That set the stage for a final qualifying session on Saturday afternoon. Again, the weather did not cooperate saturating the surface throughout the morning. As the pro qualifying session tried to kick off shortly after 2:00 pm with Pro Stocks they were again halted. Not by rain this time, instead by sunshine.
Yes you read that right; it was sunshine that was preventing any cars from traversing the 1320. The track had experienced so much precipitation in the last 24 hours that the sunshine was actually causing the moisture to come up through the track surface near the finish line. This again put the event in a holding pattern, but through the determination of the US 131 Motorsports Park staff they were able to solve the problem of the weepers and the racers were again summoned to the track.
Kevin Lennon on his lone qualifying attempt
The second and final round of qualifying was kicked off with Kevin Lennon in his “Shake N Bake” Arrow making a solo hit as he was unable to make it to the starting line Friday night. At the hit of the throttle Lennon’s car went up in smoke. He eventually nursed it down the track only to leave oil on the surface. After another clean-up it was Jim Maroney in the “Candies and Hughes” ‘Cuda against Steve Nichols’ Camaro flopper. Maroney had his run from the night before disqualified for oiling the track surface.
Jim Maroney ran a 6.02 on this run to just miss the field
Steve Nichols' beautiful Camaro on the burnout. Unfortunately Nichols came up short and did not make it into the field.
At the hit Nichols’ car was immediately down on power as raw fuel billowed out of the left bank of the motor. He managed to leg the car to the finish line, but he was not quick enough to qualify. Maroney didn’t put any oil down this time and briefly made the field but ultimately his time would not be worthy of making the quick 8. Next were Richard Hartman and Fred Farndon in his “Play it Loud Again” Firebird that was once part of the Bowen racing stable.
Farndon ran an off pace 6.71 at only 149 mph, while Hartman only slightly improved on his run from the night before with a 6.01 at 233mph. Hartman’s run was good enough to earn him the 8th spot, while Farndon would have to pack up for the weekend.

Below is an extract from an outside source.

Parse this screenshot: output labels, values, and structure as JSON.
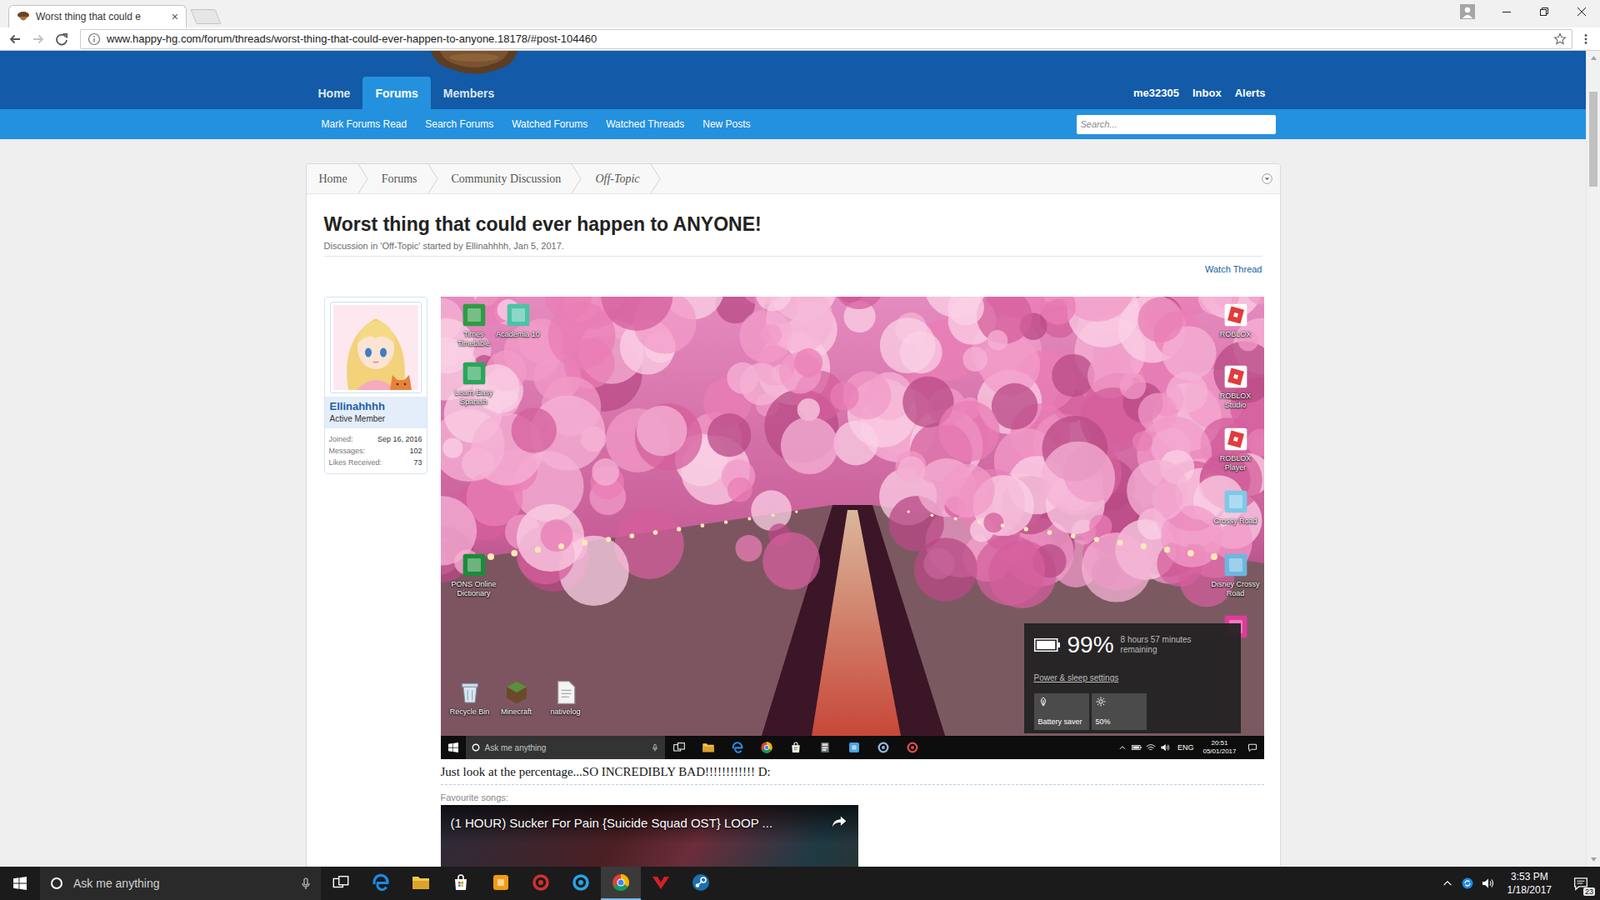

Fred Farndon in an ex Shawn Bowen car
The next pair included Greg Jacobsmeyer in the “All Star” Challenger against the “Mr. Explosive” Mustang of Mark Sanders. Again, Sanders needed to get down the track and, as I had previously shared, it was going to take a very low six-second pass if not a five for him to qualify. This was definitely not out of the realm of possibility for the Sanders’ crew who is prone to running very quick ETs and has their share of event titles.
Mark Sanders spun the tires on both of his attempts and miss the show.
As the ambers flashed Jacobsmeyer launched and made a good consistent pass, while Sanders’ car immediately went up in smoke. Sanders valiantly wrestled the car while getting on and off the throttle multiple times. When the smoke cleared Sanders had crossed the traps at a 7.05 and just like that the title contenders were down to three.
Greg Jacobsmeyer's 5.87 from from Friday night was good enough to qualify him 6th
Meanwhile in the other lane Jacobsmeyer ran a 5.98, but his 87 from the night before would keep him in the 6th spot. The following pair featured the “Crop Duster” Monza driven by Marc White against the “US Male” Vega of Bruce Litton. White makes a strong run, but not as strong as the night before with a 5.83 while Litton crosses the strip at a 5.97 and improved to 7th. Mike McIntire Jr. and his orange “Mc Attack” Camaro was one of those competitors that were still in contention for the championship. He was paired alongside John Hale. As both cars left, Hale’s car immediately went up in smoke, while McIntire hauled to a near 50 with a 5.617 at more than 256 mph. Hale’s 82 from Friday would keep him 5th in the field.